—- The Brussels summit on FIFA reform which was held at the European Parliament on Wednesday, January 21st has prompted international sports brand SKINS to announce the first ever ‘official’ non-sponsorship of football’s governing body.
The non-multi-million pound, announcement allows the company to highlight unshared brand values and confirms SKINS’ contempt for an organisation which has been constantly shrouded in allegations of corruption and controversy, yet is potentially preparing to re-elect its President Sepp Blatter for an unprecedented fifth term in office.
Announcing the rolling non-sponsorship agreement, SKINS Chairman Jaimie Fuller said: “I’m delighted this ongoing non-deal highlights all the values we don’t share with FIFA. It is an exciting non-association which will shine a light on the organisation’s un-progressive stance, dis-credited values and all round non-integrity.”
Central to the core activity is a social activation ‘demanding football back’, which encourages supporters from across the world to show their desire for change.
Fans can lodge their own FIFA protest by logging on to www.officialnonsponsor.com where they are offered a series of non-sponsor opportunities including the chance to not win tickets to the next World Cup.
SKINS is providing a non-sponsor style-guide for other brands to adopt as well as an eBay listing which ‘invites’ bids for ‘FIFA silence’. There is also offers a full selection of limited-edition, (non-available) transparent SKINS products.”
To support the series of launch activities, SKINS has also arranged to post a full page ad-vertisement in Sepp Blatter’s local Swiss newspaper tomorrow (Saturday) to confirm its ‘Official Non-Sponsor’ status and announce the company’s delight at; ‘this exciting global anti-association of FIFA.’
In the campaign’s launch video Jaimie Fuller said:
“After a board discussion on the usual payments allegedly accepted by FIFA: $5million, an opulent banquet or…a Picasso painting, we decided to not pay FIFA anything.
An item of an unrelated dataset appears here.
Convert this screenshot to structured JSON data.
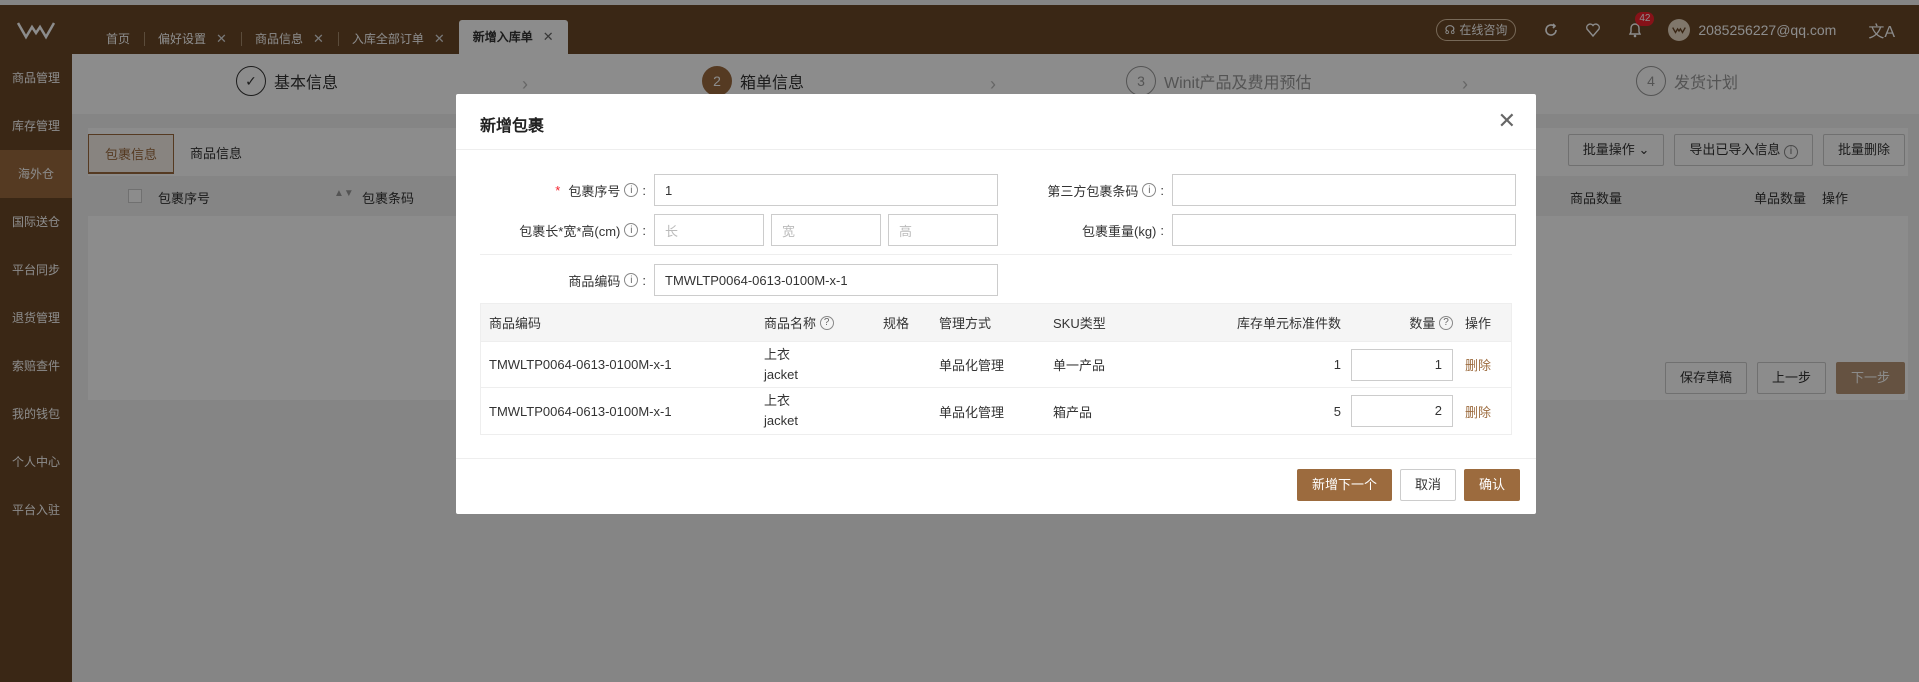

But the main thing here isn’t not giving them money; it’s about making football better. Making it a game free of corruption, lies and backhanders.”
The serious objective of the campaign is to galvanise support for institutional change within FIFA, following the Brussels summit. The intention is for all activity to direct fans from around the world to newfifanow.org – the recently launched global movement headed by the Conservative MP Damian Collins.
The Summit called upon all confirmed candidates for FIFA”s forthcoming Presidential election to establish full reform including the creation of a FIFA Reform Commission to be overseen by an independent international authority such as UNESCO. newfifanow.org al-so announced its intention to meet with FIFA’s current (real) sponsors and broadcasters and conduct briefings with major international agencies and governments to progress the creation a FIFA Reform Commission.
The campaign is timed to coincide with FIFA’s presidential nominations process which concludes this week.
Jaimie Fuller said:
“This anti-FIFA stance is intended to be fun and engaging but it carries a very serious message in support of newfifanow.org .We’re subverting traditional sponsorship activities to make a very clear statement – ‘Sepp, we just want football back'”
Images at: http://bit.ly/1zAK4Z2
SKINS has a history of supporting campaigns which reflect the retention or return to integrity in sport.
In 2010, SKINS immediately withdrew its sponsorship of Australian Rugby League club Melbourne Storm after they were caught breaking salary cap rules and stripped of their national title.
In 2012, SKINS created the pressure group Change Cycling Now to support the movement for change in world cycling. The move was part of a successful global cam-paign to remove the UCI’s President from office.
In 2013 SKINS created the campaign; “Choose The Right Track” to promote anti-doping in sport. SKINS partnered with reformed drugs cheat Ben Johnson, who was stripped of his 100 metres Olympic title in Seoul in 1988 after testing positive for performance enhancing drugs. A global tour concluded in Seoul on the 25th anniversary of Johnson’s race. A month later the IOC announced additional funding for anti-doping and the fight against match-fixing and corruption.